1 Recently Hamas da’wah activists in the Gaza Strip have begun distributing money and coupons in the mosques. In that way they encourage the population to go to prayers in Hamas-controlled mosques. The same is true of charitable societies and mosques affiliated with the Palestinian Islamic Jihad.
2 The Union of Good is an umbrella organization for more than 50 Islamic funds and foundations. For further information see our July 8, 2008 Bulletin entitled "The war on financing terrorism” .
3 For further information see our August 24, 2008 Bulletin entitled "Summer camps in the Gaza Strip run by Hamas and other terrorist organizations inculcate youngsters with radical Islamic ideology and the culture of terrorism”
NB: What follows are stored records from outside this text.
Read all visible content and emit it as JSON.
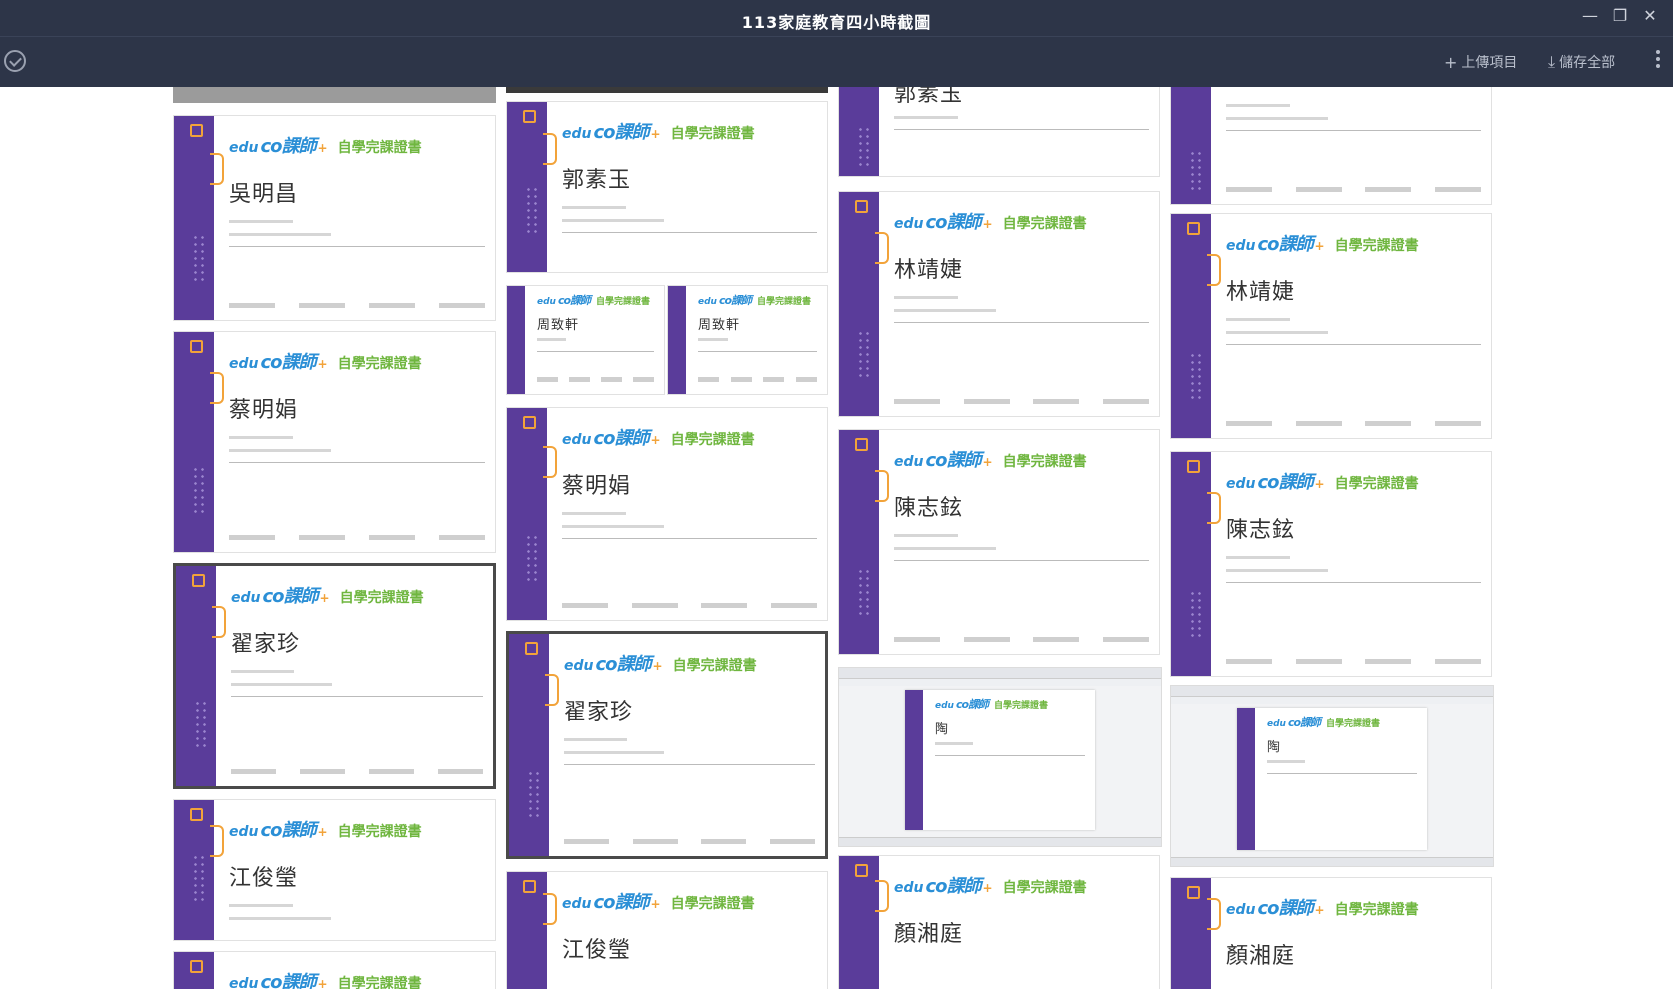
{
  "window": {
    "title": "113家庭教育四小時截圖"
  },
  "toolbar": {
    "upload_label": "上傳項目",
    "save_all_label": "儲存全部"
  },
  "certificate": {
    "logo_edu": "edu",
    "logo_brand": "co課師",
    "logo_cert": "自學完課證書"
  },
  "cards": {
    "c1": {
      "name": "吳明昌"
    },
    "c2": {
      "name": "蔡明娟"
    },
    "c3": {
      "name": "翟家珍"
    },
    "c4": {
      "name": "江俊瑩"
    },
    "c5": {
      "name": "郭素玉"
    },
    "c6": {
      "name": "周致軒"
    },
    "c7": {
      "name": "周致軒"
    },
    "c8": {
      "name": "蔡明娟"
    },
    "c9": {
      "name": "翟家珍"
    },
    "c10": {
      "name": "江俊瑩"
    },
    "c11": {
      "name": "郭素玉"
    },
    "c12": {
      "name": "林靖婕"
    },
    "c13": {
      "name": "陳志鉉"
    },
    "c14": {
      "name": "陶"
    },
    "c15": {
      "name": "顏湘庭"
    },
    "c16": {
      "name": "林靖婕"
    },
    "c17": {
      "name": "陳志鉉"
    },
    "c18": {
      "name": "陶"
    },
    "c19": {
      "name": "顏湘庭"
    }
  }
}
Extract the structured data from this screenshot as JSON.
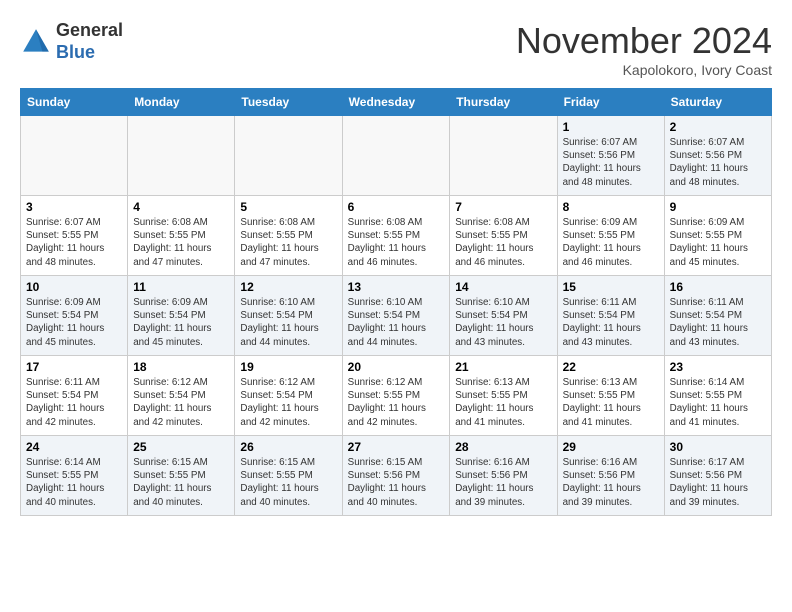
{
  "header": {
    "logo_line1": "General",
    "logo_line2": "Blue",
    "month": "November 2024",
    "location": "Kapolokoro, Ivory Coast"
  },
  "weekdays": [
    "Sunday",
    "Monday",
    "Tuesday",
    "Wednesday",
    "Thursday",
    "Friday",
    "Saturday"
  ],
  "weeks": [
    [
      {
        "day": "",
        "info": ""
      },
      {
        "day": "",
        "info": ""
      },
      {
        "day": "",
        "info": ""
      },
      {
        "day": "",
        "info": ""
      },
      {
        "day": "",
        "info": ""
      },
      {
        "day": "1",
        "info": "Sunrise: 6:07 AM\nSunset: 5:56 PM\nDaylight: 11 hours\nand 48 minutes."
      },
      {
        "day": "2",
        "info": "Sunrise: 6:07 AM\nSunset: 5:56 PM\nDaylight: 11 hours\nand 48 minutes."
      }
    ],
    [
      {
        "day": "3",
        "info": "Sunrise: 6:07 AM\nSunset: 5:55 PM\nDaylight: 11 hours\nand 48 minutes."
      },
      {
        "day": "4",
        "info": "Sunrise: 6:08 AM\nSunset: 5:55 PM\nDaylight: 11 hours\nand 47 minutes."
      },
      {
        "day": "5",
        "info": "Sunrise: 6:08 AM\nSunset: 5:55 PM\nDaylight: 11 hours\nand 47 minutes."
      },
      {
        "day": "6",
        "info": "Sunrise: 6:08 AM\nSunset: 5:55 PM\nDaylight: 11 hours\nand 46 minutes."
      },
      {
        "day": "7",
        "info": "Sunrise: 6:08 AM\nSunset: 5:55 PM\nDaylight: 11 hours\nand 46 minutes."
      },
      {
        "day": "8",
        "info": "Sunrise: 6:09 AM\nSunset: 5:55 PM\nDaylight: 11 hours\nand 46 minutes."
      },
      {
        "day": "9",
        "info": "Sunrise: 6:09 AM\nSunset: 5:55 PM\nDaylight: 11 hours\nand 45 minutes."
      }
    ],
    [
      {
        "day": "10",
        "info": "Sunrise: 6:09 AM\nSunset: 5:54 PM\nDaylight: 11 hours\nand 45 minutes."
      },
      {
        "day": "11",
        "info": "Sunrise: 6:09 AM\nSunset: 5:54 PM\nDaylight: 11 hours\nand 45 minutes."
      },
      {
        "day": "12",
        "info": "Sunrise: 6:10 AM\nSunset: 5:54 PM\nDaylight: 11 hours\nand 44 minutes."
      },
      {
        "day": "13",
        "info": "Sunrise: 6:10 AM\nSunset: 5:54 PM\nDaylight: 11 hours\nand 44 minutes."
      },
      {
        "day": "14",
        "info": "Sunrise: 6:10 AM\nSunset: 5:54 PM\nDaylight: 11 hours\nand 43 minutes."
      },
      {
        "day": "15",
        "info": "Sunrise: 6:11 AM\nSunset: 5:54 PM\nDaylight: 11 hours\nand 43 minutes."
      },
      {
        "day": "16",
        "info": "Sunrise: 6:11 AM\nSunset: 5:54 PM\nDaylight: 11 hours\nand 43 minutes."
      }
    ],
    [
      {
        "day": "17",
        "info": "Sunrise: 6:11 AM\nSunset: 5:54 PM\nDaylight: 11 hours\nand 42 minutes."
      },
      {
        "day": "18",
        "info": "Sunrise: 6:12 AM\nSunset: 5:54 PM\nDaylight: 11 hours\nand 42 minutes."
      },
      {
        "day": "19",
        "info": "Sunrise: 6:12 AM\nSunset: 5:54 PM\nDaylight: 11 hours\nand 42 minutes."
      },
      {
        "day": "20",
        "info": "Sunrise: 6:12 AM\nSunset: 5:55 PM\nDaylight: 11 hours\nand 42 minutes."
      },
      {
        "day": "21",
        "info": "Sunrise: 6:13 AM\nSunset: 5:55 PM\nDaylight: 11 hours\nand 41 minutes."
      },
      {
        "day": "22",
        "info": "Sunrise: 6:13 AM\nSunset: 5:55 PM\nDaylight: 11 hours\nand 41 minutes."
      },
      {
        "day": "23",
        "info": "Sunrise: 6:14 AM\nSunset: 5:55 PM\nDaylight: 11 hours\nand 41 minutes."
      }
    ],
    [
      {
        "day": "24",
        "info": "Sunrise: 6:14 AM\nSunset: 5:55 PM\nDaylight: 11 hours\nand 40 minutes."
      },
      {
        "day": "25",
        "info": "Sunrise: 6:15 AM\nSunset: 5:55 PM\nDaylight: 11 hours\nand 40 minutes."
      },
      {
        "day": "26",
        "info": "Sunrise: 6:15 AM\nSunset: 5:55 PM\nDaylight: 11 hours\nand 40 minutes."
      },
      {
        "day": "27",
        "info": "Sunrise: 6:15 AM\nSunset: 5:56 PM\nDaylight: 11 hours\nand 40 minutes."
      },
      {
        "day": "28",
        "info": "Sunrise: 6:16 AM\nSunset: 5:56 PM\nDaylight: 11 hours\nand 39 minutes."
      },
      {
        "day": "29",
        "info": "Sunrise: 6:16 AM\nSunset: 5:56 PM\nDaylight: 11 hours\nand 39 minutes."
      },
      {
        "day": "30",
        "info": "Sunrise: 6:17 AM\nSunset: 5:56 PM\nDaylight: 11 hours\nand 39 minutes."
      }
    ]
  ]
}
4 The Islamic Society (Al-Jamiya al-Islamiyya) is an important Hamas institution in the Gaza Strip. It is headed by sheikh Dr. Ahmed Bakher, acting head of the Palestinian Legislative Council and the intended president of the PA when Mahmoud Abbas’s term of office ends. The society deals with indoctrinating youngsters and runs and broad network of kindergartens. Its offices were closed by the PA at the beginning of 2002 but it continues to operate its institutions, relying on donations from Islamic funds abroad.
5 Al-Mujamma’ al-Islami was founded in 1973 by sheikh Ahmed Yassin, who founded Hamas itself at the end of the 1980s. The society deals with "educational” and social welfare activities, and with preaching radical Islam, and supported Hamas when it was founded. Today it provides religious, "cultural,” health and educational services. It also runs kindergartens, attended by about 800 children, and schools with hundreds of pupils.
6 For further information on the 2007 kindergarten graduation ceremonies, see our June 6, 2007 Bulletin entitled "Inculcating kindergarten children with radical Islamic ideology and the culture of anti-Israel terrorism”
7 The name of the organization might be Hamas’s Emergency Support Committee. It recently began helping victims of the floods in the northern Gaza Strip alongside the activity of the Hamas administration.